Near the start of the year, Sharks GM Dean Lombardi was quoted as saying that the Sharks could be interested in drafting a goalie with one of their first picks in the next draft. He pointed out that the earliest the Sharks have ever drafted a goalie was in mid rounds. The earliest being Terry Friesen in the 3rd round. This brings up an interesting question. Right now, the top goaltender for the 1999 draft is scheduled to go around #7-10. If the Sharks find themselves drafting in one of those positions, do they go with the goalie, or go with a center that could also be available at that time which they also need? Do they trust the goaltending prospects in the 2nd round to be strong enough to possibly make an impact? All this will certainly sort itself out later in the year when two things occur: 1) when the Sharks find out better where they’ll be drafting, and 2) the players for the 99 draft sort themselves out better to where they’ll go. If they’re picking around #15, then the next best goaltending prospect may not be till the 2nd round, so do they trade down, up, stay where they are and pick the next best player? Once again, tune in later this year for a better grasp of this question…

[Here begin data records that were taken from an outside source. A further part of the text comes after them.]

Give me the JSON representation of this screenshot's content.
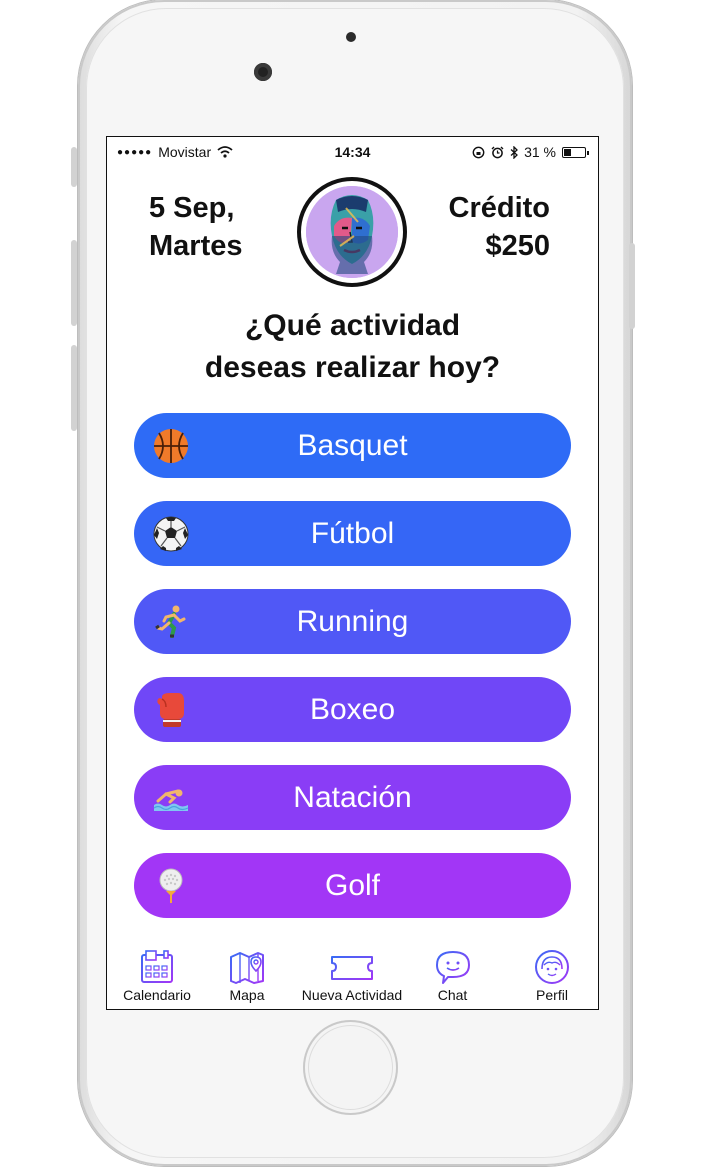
{
  "status_bar": {
    "carrier": "Movistar",
    "signal_dots": "●●●●●",
    "time": "14:34",
    "battery": "31 %"
  },
  "header": {
    "date_line1": "5 Sep,",
    "date_line2": "Martes",
    "credit_label": "Crédito",
    "credit_amount": "$250"
  },
  "question": {
    "line1": "¿Qué actividad",
    "line2": "deseas realizar hoy?"
  },
  "activities": [
    {
      "label": "Basquet",
      "icon": "basketball-icon",
      "color": "#2E6BF6"
    },
    {
      "label": "Fútbol",
      "icon": "soccer-ball-icon",
      "color": "#3566F6"
    },
    {
      "label": "Running",
      "icon": "runner-icon",
      "color": "#5058F6"
    },
    {
      "label": "Boxeo",
      "icon": "boxing-glove-icon",
      "color": "#7047F7"
    },
    {
      "label": "Natación",
      "icon": "swimmer-icon",
      "color": "#8A3DF6"
    },
    {
      "label": "Golf",
      "icon": "golf-ball-icon",
      "color": "#A236F6"
    }
  ],
  "tabbar": [
    {
      "label": "Calendario",
      "icon": "calendar-icon"
    },
    {
      "label": "Mapa",
      "icon": "map-icon"
    },
    {
      "label": "Nueva Actividad",
      "icon": "ticket-icon"
    },
    {
      "label": "Chat",
      "icon": "chat-bubble-icon"
    },
    {
      "label": "Perfil",
      "icon": "profile-face-icon"
    }
  ],
  "colors": {
    "icon_gradient_start": "#3A6BF5",
    "icon_gradient_end": "#A236F6"
  }
}
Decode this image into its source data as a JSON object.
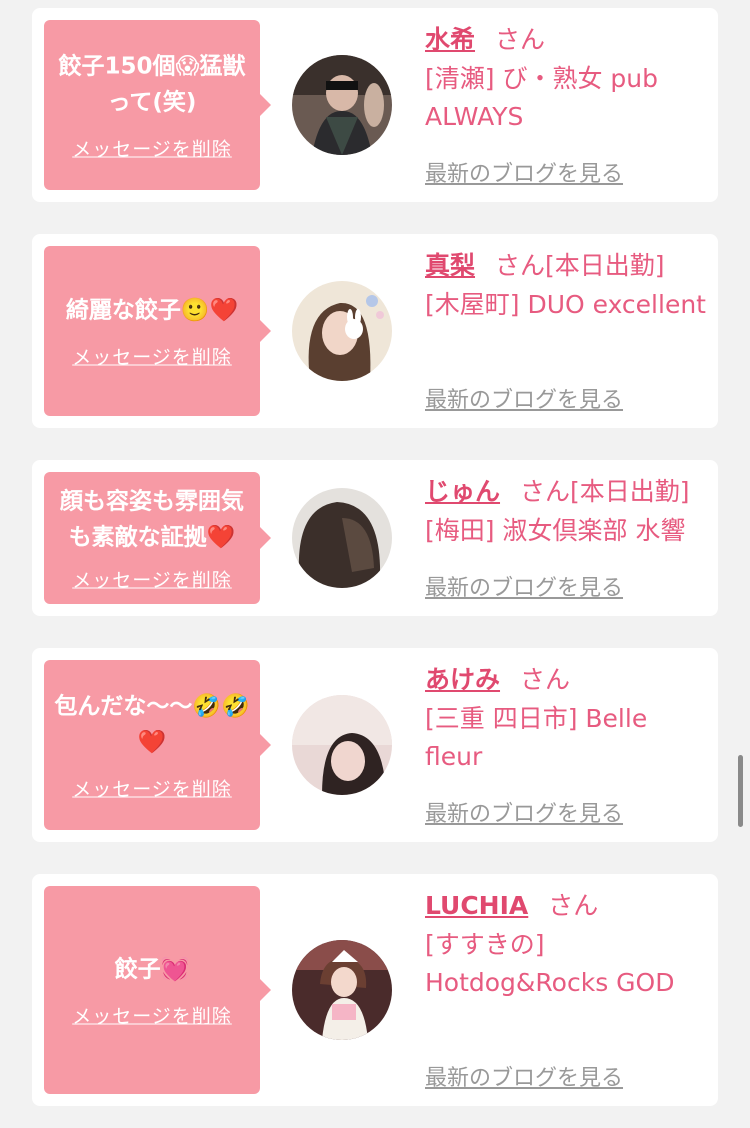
{
  "delete_label": "メッセージを削除",
  "blog_label": "最新のブログを見る",
  "san_label": "さん",
  "colors": {
    "bubble": "#f79aa5",
    "accent": "#e75b80",
    "background": "#f2f2f2"
  },
  "entries": [
    {
      "message": "餃子150個😱猛獣って(笑)",
      "name": "水希",
      "status": "",
      "shop": "[清瀬] び・熟女 pub ALWAYS"
    },
    {
      "message": "綺麗な餃子🙂❤️",
      "name": "真梨",
      "status": "[本日出勤]",
      "shop": "[木屋町] DUO excellent"
    },
    {
      "message": "顔も容姿も雰囲気も素敵な証拠❤️",
      "name": "じゅん",
      "status": "[本日出勤]",
      "shop": "[梅田] 淑女倶楽部 水響"
    },
    {
      "message": "包んだな〜〜🤣🤣❤️",
      "name": "あけみ",
      "status": "",
      "shop": "[三重 四日市] Belle fleur"
    },
    {
      "message": "餃子💓",
      "name": "LUCHIA",
      "status": "",
      "shop": "[すすきの] Hotdog&Rocks GOD"
    }
  ]
}
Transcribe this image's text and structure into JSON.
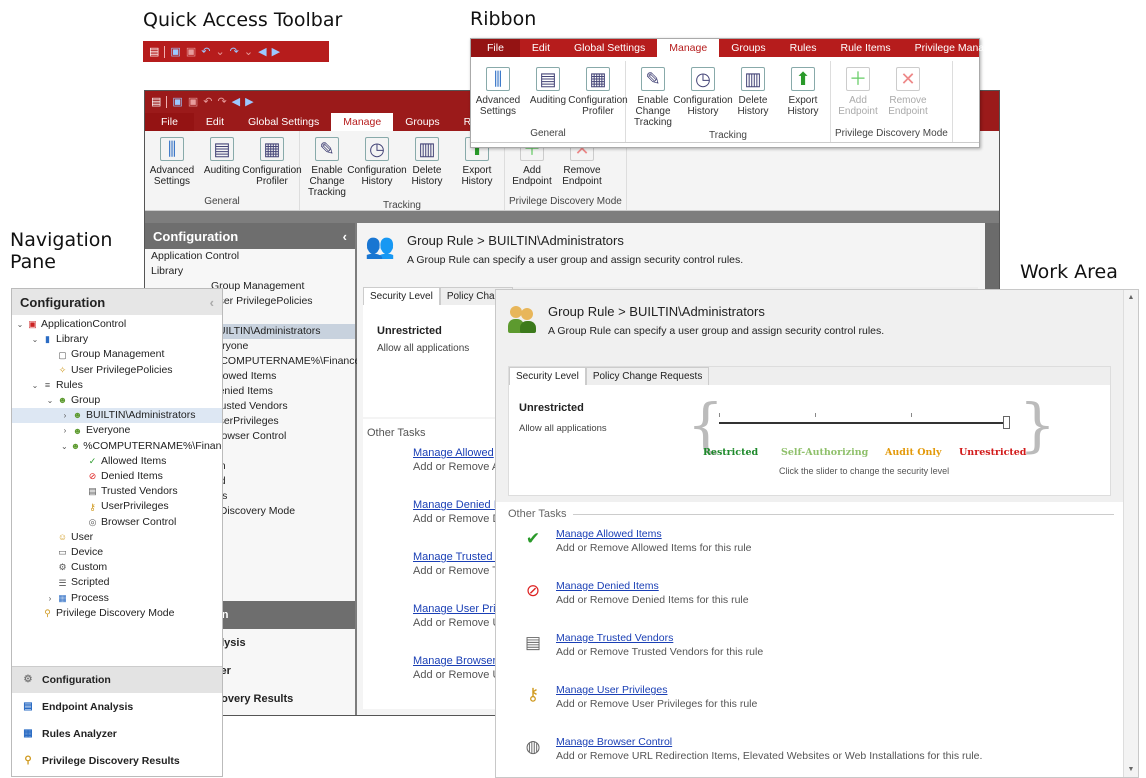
{
  "captions": {
    "qat": "Quick Access Toolbar",
    "ribbon": "Ribbon",
    "nav": "Navigation\nPane",
    "work": "Work Area"
  },
  "ribbon": {
    "tabs": [
      "File",
      "Edit",
      "Global Settings",
      "Manage",
      "Groups",
      "Rules",
      "Rule Items",
      "Privilege Management"
    ],
    "active_tab": "Manage",
    "groups": [
      {
        "label": "General",
        "buttons": [
          {
            "label": "Advanced Settings",
            "icon": "sliders-icon"
          },
          {
            "label": "Auditing",
            "icon": "clipboard-icon"
          },
          {
            "label": "Configuration Profiler",
            "icon": "profiler-icon"
          }
        ]
      },
      {
        "label": "Tracking",
        "buttons": [
          {
            "label": "Enable Change Tracking",
            "icon": "pencil-doc-icon"
          },
          {
            "label": "Configuration History",
            "icon": "history-icon"
          },
          {
            "label": "Delete History",
            "icon": "trash-icon"
          },
          {
            "label": "Export History",
            "icon": "export-arrow-icon"
          }
        ]
      },
      {
        "label": "Privilege Discovery Mode",
        "buttons": [
          {
            "label": "Add Endpoint",
            "icon": "add-endpoint-icon",
            "disabled": true
          },
          {
            "label": "Remove Endpoint",
            "icon": "remove-endpoint-icon",
            "disabled": true
          }
        ]
      }
    ]
  },
  "back_window": {
    "tabs": [
      "File",
      "Edit",
      "Global Settings",
      "Manage",
      "Groups",
      "Rules"
    ],
    "nav_items": [
      "Application Control",
      "Library",
      "Group Management",
      "User PrivilegePolicies",
      "p",
      "BUILTIN\\Administrators",
      "veryone",
      "%COMPUTERNAME%\\Finance",
      "Allowed Items",
      "Denied Items",
      "Trusted Vendors",
      "UserPrivileges",
      "Browser Control",
      "ce",
      "om",
      "ted",
      "ess",
      "e Discovery Mode"
    ],
    "nav_buttons": [
      "on",
      "alysis",
      "zer",
      "covery Results"
    ],
    "sec_tab_2": "Policy Chang",
    "level": "Unrestricted",
    "level_desc": "Allow all applications",
    "other_tasks": "Other Tasks",
    "task_links": [
      "Manage Allowed",
      "Manage Denied It",
      "Manage Trusted V",
      "Manage User Priv",
      "Manage Browser"
    ],
    "task_descs": [
      "Add or Remove A",
      "Add or Remove D",
      "Add or Remove T",
      "Add or Remove U",
      "Add or Remove U"
    ]
  },
  "nav": {
    "header": "Configuration",
    "tree": [
      {
        "label": "ApplicationControl",
        "level": 0,
        "twisty": "v",
        "icon": "app-control-icon"
      },
      {
        "label": "Library",
        "level": 1,
        "twisty": "v",
        "icon": "library-icon"
      },
      {
        "label": "Group Management",
        "level": 2,
        "twisty": "",
        "icon": "group-management-icon"
      },
      {
        "label": "User PrivilegePolicies",
        "level": 2,
        "twisty": "",
        "icon": "privilege-policy-icon"
      },
      {
        "label": "Rules",
        "level": 1,
        "twisty": "v",
        "icon": "rules-icon"
      },
      {
        "label": "Group",
        "level": 2,
        "twisty": "v",
        "icon": "group-icon"
      },
      {
        "label": "BUILTIN\\Administrators",
        "level": 3,
        "twisty": ">",
        "icon": "group-icon",
        "selected": true
      },
      {
        "label": "Everyone",
        "level": 3,
        "twisty": ">",
        "icon": "group-icon"
      },
      {
        "label": "%COMPUTERNAME%\\Finance",
        "level": 3,
        "twisty": "v",
        "icon": "group-icon"
      },
      {
        "label": "Allowed Items",
        "level": 4,
        "twisty": "",
        "icon": "allowed-icon"
      },
      {
        "label": "Denied Items",
        "level": 4,
        "twisty": "",
        "icon": "denied-icon"
      },
      {
        "label": "Trusted Vendors",
        "level": 4,
        "twisty": "",
        "icon": "trusted-vendor-icon"
      },
      {
        "label": "UserPrivileges",
        "level": 4,
        "twisty": "",
        "icon": "user-privilege-icon"
      },
      {
        "label": "Browser Control",
        "level": 4,
        "twisty": "",
        "icon": "browser-icon"
      },
      {
        "label": "User",
        "level": 2,
        "twisty": "",
        "icon": "user-icon"
      },
      {
        "label": "Device",
        "level": 2,
        "twisty": "",
        "icon": "device-icon"
      },
      {
        "label": "Custom",
        "level": 2,
        "twisty": "",
        "icon": "custom-icon"
      },
      {
        "label": "Scripted",
        "level": 2,
        "twisty": "",
        "icon": "scripted-icon"
      },
      {
        "label": "Process",
        "level": 2,
        "twisty": ">",
        "icon": "process-icon"
      },
      {
        "label": "Privilege Discovery Mode",
        "level": 1,
        "twisty": "",
        "icon": "discovery-icon"
      }
    ],
    "buttons": [
      {
        "label": "Configuration",
        "icon": "gear-icon",
        "active": true
      },
      {
        "label": "Endpoint Analysis",
        "icon": "endpoint-analysis-icon"
      },
      {
        "label": "Rules Analyzer",
        "icon": "rules-analyzer-icon"
      },
      {
        "label": "Privilege Discovery Results",
        "icon": "discovery-results-icon"
      }
    ]
  },
  "work": {
    "title": "Group Rule > BUILTIN\\Administrators",
    "subtitle": "A Group Rule can specify a user group and assign security control rules.",
    "tabs": [
      "Security Level",
      "Policy Change Requests"
    ],
    "level_title": "Unrestricted",
    "level_desc": "Allow all applications",
    "slider_labels": [
      "Restricted",
      "Self-Authorizing",
      "Audit Only",
      "Unrestricted"
    ],
    "slider_colors": [
      "#1e8a2b",
      "#8fc06b",
      "#e39a0b",
      "#d21a1a"
    ],
    "slider_hint": "Click the slider to change the security level",
    "other_tasks": "Other Tasks",
    "tasks": [
      {
        "link": "Manage Allowed Items",
        "desc": "Add or Remove Allowed Items for this rule",
        "icon": "allowed-check-icon"
      },
      {
        "link": "Manage Denied Items",
        "desc": "Add or Remove Denied Items for this rule",
        "icon": "denied-circle-icon"
      },
      {
        "link": "Manage Trusted Vendors",
        "desc": "Add or Remove Trusted Vendors for this rule",
        "icon": "trusted-vendor-icon"
      },
      {
        "link": "Manage User Privileges",
        "desc": "Add or Remove User Privileges for this rule",
        "icon": "user-key-icon"
      },
      {
        "link": "Manage Browser Control",
        "desc": "Add or Remove URL Redirection Items, Elevated Websites or Web Installations for this rule.",
        "icon": "globe-icon"
      }
    ]
  }
}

In my next article, I’ll cover some of the talent from Europe. Including names such as Miroslav Zalesak who is currently playing in the World Junior Championship for Slovakia, the above named goaltenders a little bit, and also a couple names who are gone, forgotten by some, but definitely not forgotten by all. That’s coming up soon…